» **Action item**
Nothing but an exact copy of the records below counts as the answer.

Data records for software interfaces

== Segment start ==

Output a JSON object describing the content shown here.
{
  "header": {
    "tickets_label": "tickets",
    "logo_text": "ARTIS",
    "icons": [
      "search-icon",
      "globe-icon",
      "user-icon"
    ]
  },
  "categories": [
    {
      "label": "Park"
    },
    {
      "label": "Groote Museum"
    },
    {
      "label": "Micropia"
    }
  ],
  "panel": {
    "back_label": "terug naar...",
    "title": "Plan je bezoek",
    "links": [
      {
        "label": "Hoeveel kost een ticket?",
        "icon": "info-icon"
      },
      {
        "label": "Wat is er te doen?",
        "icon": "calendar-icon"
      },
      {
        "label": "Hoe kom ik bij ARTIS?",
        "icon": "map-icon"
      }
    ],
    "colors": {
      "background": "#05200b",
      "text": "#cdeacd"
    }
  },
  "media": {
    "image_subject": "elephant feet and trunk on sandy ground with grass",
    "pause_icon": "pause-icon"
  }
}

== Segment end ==

» **Answer for the task**
Output a JSON object describing the content shown here.
{
  "header": {
    "tickets_label": "tickets",
    "logo_text": "ARTIS",
    "icons": [
      "search-icon",
      "globe-icon",
      "user-icon"
    ]
  },
  "categories": [
    {
      "label": "Park"
    },
    {
      "label": "Groote Museum"
    },
    {
      "label": "Micropia"
    }
  ],
  "panel": {
    "back_label": "terug naar...",
    "title": "Plan je bezoek",
    "links": [
      {
        "label": "Hoeveel kost een ticket?",
        "icon": "info-icon"
      },
      {
        "label": "Wat is er te doen?",
        "icon": "calendar-icon"
      },
      {
        "label": "Hoe kom ik bij ARTIS?",
        "icon": "map-icon"
      }
    ],
    "colors": {
      "background": "#05200b",
      "text": "#cdeacd"
    }
  },
  "media": {
    "image_subject": "elephant feet and trunk on sandy ground with grass",
    "pause_icon": "pause-icon"
  }
}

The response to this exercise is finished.